As most readers know, I love a good internal memo from Yahoo — and now I have landed a really meaty one.
It’s the “Yahoo! Three-Year Product Strategy” plan, a 21-page report that was completed in mid-2011 by a team headed by former product head Blake Irving.
While it is a year old — and five CEOs ago (no, really) — it’s an important read since it tracks closely to the strategic vision that Yahoo’s latest CEO Marissa Mayer discussed earlier this week at an all-hands employee meeting and, according to sources, is very similar to one she seems to be pursuing.
That includes a focus on personalization, mobile, social, improving Yahoo’s advertising tech platforms and more.

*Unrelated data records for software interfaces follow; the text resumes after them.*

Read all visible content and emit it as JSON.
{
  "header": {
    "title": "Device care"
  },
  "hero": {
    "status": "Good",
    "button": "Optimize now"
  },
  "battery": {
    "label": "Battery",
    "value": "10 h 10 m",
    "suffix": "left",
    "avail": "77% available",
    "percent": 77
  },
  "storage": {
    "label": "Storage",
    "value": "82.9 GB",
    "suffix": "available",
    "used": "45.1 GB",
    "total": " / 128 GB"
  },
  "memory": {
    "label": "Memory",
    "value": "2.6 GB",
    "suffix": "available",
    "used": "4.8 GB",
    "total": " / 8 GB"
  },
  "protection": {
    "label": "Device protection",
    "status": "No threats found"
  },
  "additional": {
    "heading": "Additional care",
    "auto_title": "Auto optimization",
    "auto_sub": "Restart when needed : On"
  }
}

And here’s the centerpiece of goals — called “Five Strategic Elements” — from the Irving memo:
1. Infuse deep personalization using science and data into every consumer and advertising experience we build.
2. Delight our customers with best-in-class products, iterating frequently for constant improvement.
3. Build for connected devices first with localized, in-context, multi-screen experiences in mind.
4. Power real social relationships with features that enable 1:few conversations around content.
5. Build a digital media ecosystem that creates a premium marketplace for advertising and content and distributes Yahoo! experiences across the Web.
In fact, at the event’s Q&A part yesterday, one staffer specifically pointed out that her broad presentation to employees sounded a lot like the one Irving had proposed the year before.
Since that was never truly implemented, due to never-ending management crises, the obvious question was asked: “Why would things be different this time?”
Mayer answered that the execution against that strategy wasn’t good and she would have a better model to pull it off.
The memo, embedded in its entirety below, is really instructive to use as a possible roadmap, outlining Yahoo’s challenges, as well as the competitive landscape.
Noted the report, quite clearly: “Yahoo! does not have an audience problem, as we are growing on pace with the Internet. Yahoo! does, however, have an engagement problem, as our share of time spent is flat, relative to our competitors.”
It’s aim is to fix that by building the “One Yahoo! experience, in which each of our current and future products fortifies the whole.”
Easier said than done, especially in building up its ad tech business, as the report adds, zeroing in on its most potent rival:
“To defend and grow our share of the premium advertising market, Yahoo! must continue investing to reach parity where necessary and achieve sustainable differentiation against Google with our premium marketplace and technology stack.”
There’s a lot more than that, so dig in to the document, which suggest a whole lot of spending to turn around Yahoo.
Since Mayer is well on her way in that department — including bouncing CFO Tim Morse, who was very bottom-line wary — more on that, next!